Binoy Kampmark
Dances of Disinformation: the Partisan Politics of the Integrity Initiative
Glenn Sacks
On the Picket Lines: Los Angeles Teachers Go On Strike for First Time in 30 Years
Jonah Raskin
Love in a Cold War Climate
Andrew Stewart
The Green New Deal Must be Centered on African American and Indigenous Workers to Differentiate Itself From the Democratic Party
January 14, 2019
Kenn Orphan
The Tears of Justin Trudeau
Julia Stein
California Needs a 10-Year Green New Deal
Dean Baker
Declining Birth Rates: Is the US in Danger of Running Out of People?
Robert Fisk
The US Media has Lost One of Its Sanest Voices on Military Matters
Vijay Prashad
5.5 Million Women Build Their Wall
Nicky Reid
Lessons From Rojava
Ted Rall
Here is the Progressive Agenda
Robert Koehler
A Green Future is One Without War
Gary Leupp
The Chickens Come Home to Roost….in Northern Syria
Glenn Sacks
LA Teachers’ Strike: “The Country Is Watching”
Sam Gordon
Who Are Northern Ireland’s Democratic Unionists?
Weekend Edition
January 11, 2019
Friday - Sunday
Richard Moser
Neoliberalism: Free Market Fundamentalism or Corporate Power?
Paul Street
Bordering on Fascism: Scholars Reflect on Dangerous Times
Joseph Majerle III – Matthew Stevenson
Who or What Brought Down Dag Hammarskjöld?
Jeffrey St. Clair - Joshua Frank
How Tre Arrow Became America’s Most Wanted Environmental “Terrorist”
Andrew Levine
Dealbreakers: The Democrats, Trump and His Wall
Jeffrey St. Clair
Roaming Charges: Que Syria, Syria
Dave Lindorff
A Potentially Tectonic Event Shakes up the Mumia Abu-Jamal Case
Nick Pemberton
There Are More Important Things Than The Truth
Brian Cloughley
How Trump’s Insults and Lies are Harming America
David Rosen
Sexual Predators in the Era of Trump
Tamara Pearson
Everything the Western Mainstream Media Outlets Get Wrong When Covering Poor Countries
Richard E. Rubenstein
Trump vs. the Anti-Trumps: It’s the System That Needs Changing Not Just the Personnel
Christopher Ketcham
A Walk in the Woods, Away from the Screens
Basav Sen
Democrats Failed Their First Big Test on Climate
Lauren Smith
Nicaragua – The Irony of the NICA Act Being Signed into Law by Trump
Joseph Natoli
Will Trumpism Outlive Trump?
Olivia Alperstein
The EPA Rule Change That Could Kill Thousands
Medea Benjamin – Alice Slater
The New Congress Needs to Create a Green Planet at Peace
Caoimhghin Ó Croidheáin

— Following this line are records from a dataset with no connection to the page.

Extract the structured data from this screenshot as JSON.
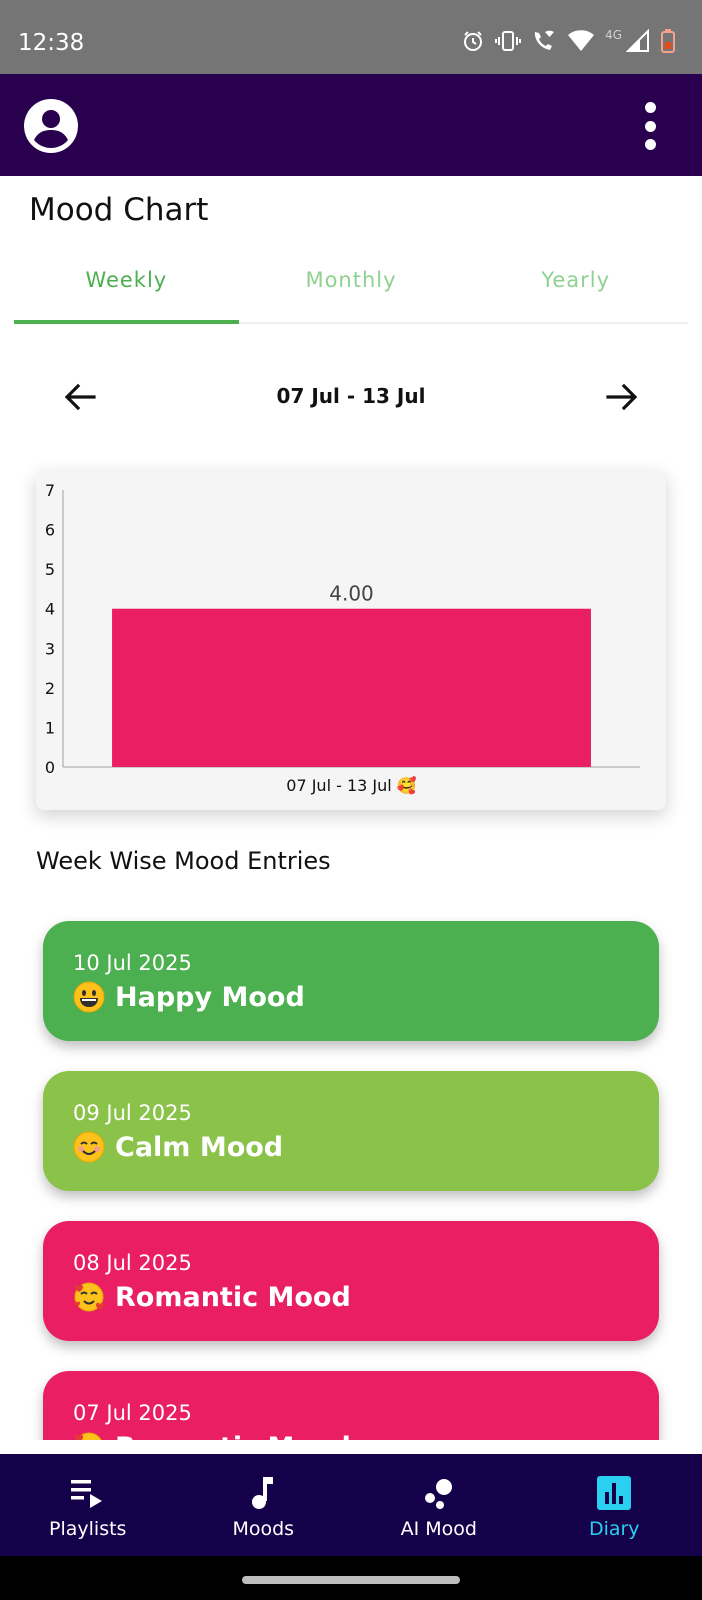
{
  "status_bar": {
    "time": "12:38",
    "network_label": "4G",
    "icons": [
      "alarm-icon",
      "vibrate-icon",
      "wifi-call-icon",
      "wifi-icon",
      "signal-icon",
      "battery-icon"
    ]
  },
  "app_bar": {
    "icons": [
      "account-icon",
      "more-vert-icon"
    ],
    "background": "#29004d"
  },
  "page": {
    "title": "Mood Chart"
  },
  "tabs": [
    {
      "label": "Weekly",
      "active": true
    },
    {
      "label": "Monthly",
      "active": false
    },
    {
      "label": "Yearly",
      "active": false
    }
  ],
  "week_nav": {
    "label": "07 Jul - 13 Jul",
    "icons": [
      "arrow-left-icon",
      "arrow-right-icon"
    ]
  },
  "chart_data": {
    "type": "bar",
    "categories": [
      "07 Jul - 13 Jul 🥰"
    ],
    "values": [
      4.0
    ],
    "data_labels": [
      "4.00"
    ],
    "ylim": [
      0,
      7
    ],
    "y_ticks": [
      "0",
      "1",
      "2",
      "3",
      "4",
      "5",
      "6",
      "7"
    ],
    "bar_color": "#e91e63",
    "grid": false
  },
  "entries_section": {
    "title": "Week Wise Mood Entries",
    "items": [
      {
        "date": "10 Jul 2025",
        "mood": "Happy Mood",
        "emoji_icon": "grinning-face-icon",
        "color": "#4caf50"
      },
      {
        "date": "09 Jul 2025",
        "mood": "Calm Mood",
        "emoji_icon": "smiling-face-icon",
        "color": "#8bc34a"
      },
      {
        "date": "08 Jul 2025",
        "mood": "Romantic Mood",
        "emoji_icon": "hearts-face-icon",
        "color": "#e91e63"
      },
      {
        "date": "07 Jul 2025",
        "mood": "Romantic Mood",
        "emoji_icon": "hearts-face-icon",
        "color": "#e91e63"
      }
    ]
  },
  "bottom_nav": {
    "items": [
      {
        "label": "Playlists",
        "icon": "playlist-icon",
        "active": false
      },
      {
        "label": "Moods",
        "icon": "music-note-icon",
        "active": false
      },
      {
        "label": "AI Mood",
        "icon": "bubbles-icon",
        "active": false
      },
      {
        "label": "Diary",
        "icon": "bar-chart-icon",
        "active": true
      }
    ],
    "active_color": "#29d0f0"
  }
}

Cuba: Trump Turns the Vise
Ramzy Baroud
When Bolsonaro and Netanyahu Are ‘Brothers’: Why Brazil Should Shun the Israeli Model
Mitchell Zimmerman
Government by Extortion
FacebookTwitterGoogle+RedditEmail